On the first Friday of every school year, the new kindergartners of Utah’s Canyons School District look ahead to the future—far ahead. To mark Kindergarten College-Ready Day, the children make construction-paper mortar boards and march in mock graduation ceremonies.
Andrew Smith, chief strategy officer in North Carolina’s Rowan-Salisbury School System, is leading a digital-first initiative that three years ago aimed to give an iPad or a MacBook Air to all students—and their teachers—from grades 3 through 12. Rowan-Salisbury became 1-to-1 by the 2014-15 school year.
In 2013, the Onondaga Cortland Madison Board of Cooperative Educational Services (OCM BOCES) brought hands-on learning to the next level by embedding some of its state-endorsed career and technical education (CTE) programs at local businesses.
As a leader in a school system today, it can be difficult to make the choice to move forward with a districtwide change, knowing that the team around you may not fully endorse your decision.
Efforts to implement new high school graduation exams in Ohio and New Jersey are faltering, as some educators grow more concerned about the number of students struggling to meet the strict requirements.
Some parents of students in Magazine, Arkansas, can’t afford the gas to drive their sick child 50 miles to the nearest doctor, says Brett Bunch, superintendent of the town’s school district.
K12 education lags behind U.S. business and industry when it comes to using data to improve outcomes, says a 2016 report by the Center for Data Innovation.
While the controversial practice of corporal punishment declines, it remains legal in 19 states. In those states, boys, black students and children with disabilities are more likely to receive physical punishment than other students, according to recent report by the Society for Research in Child Development.

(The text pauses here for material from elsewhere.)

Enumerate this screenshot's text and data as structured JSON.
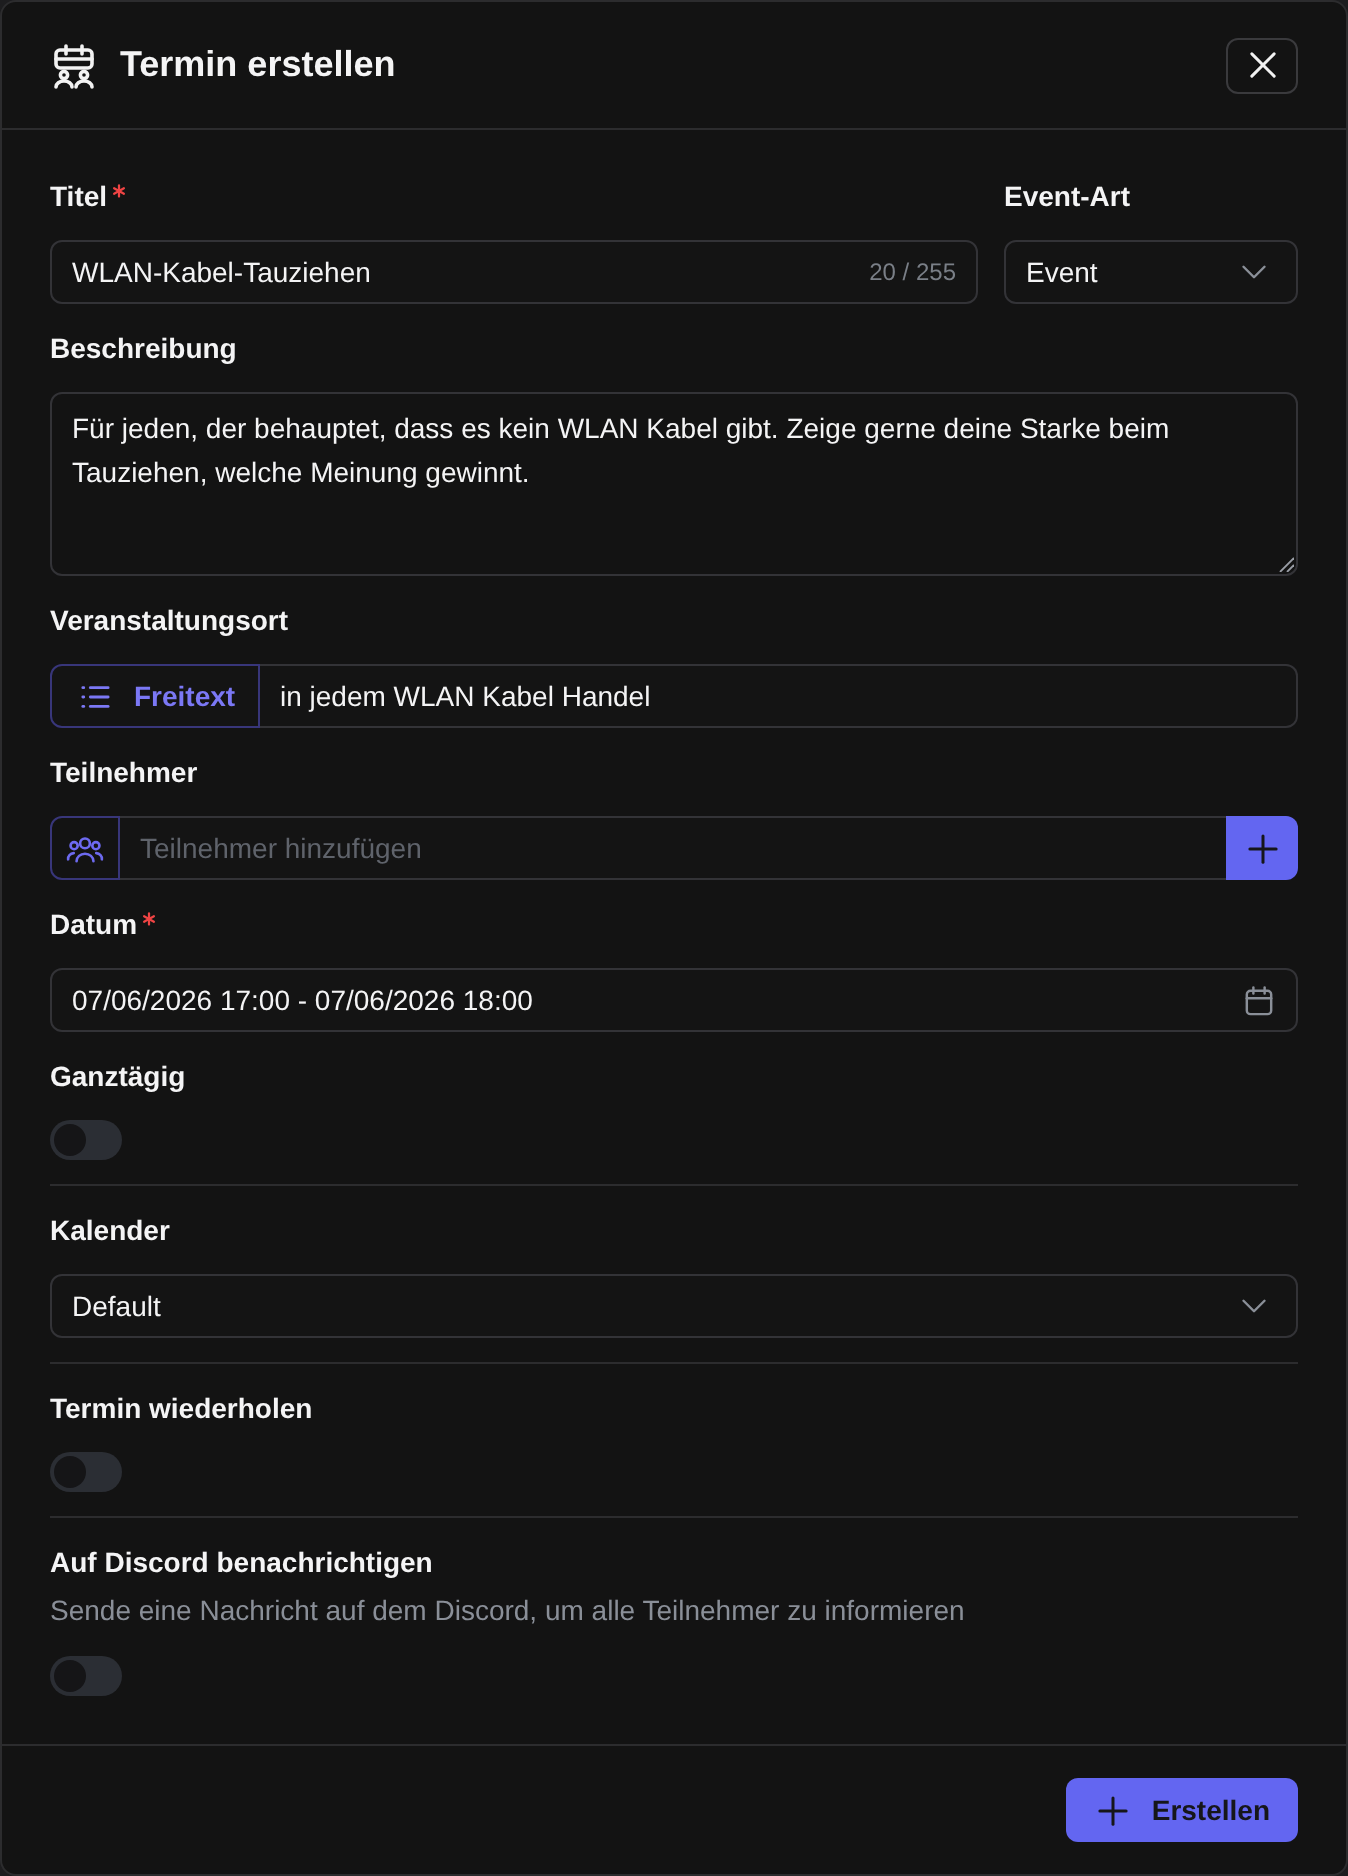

Principal at Mott Hall Bridges Academy in Brooklyn, New York, Nadia Lopez, uses innovative methods to help students become more successful and help K12 instructors teach more effectively.
The issue of fake news drew national attention during the 2016 presidential campaign, when fabricated stories were widely accepted as genuine. According to recent research, the problem extends to K12 classrooms, where students have trouble judging the credibility of online information.
If you want to know what motivates students—and teachers and administrators, for that matter—Russell Quaglia says you have to go to the source.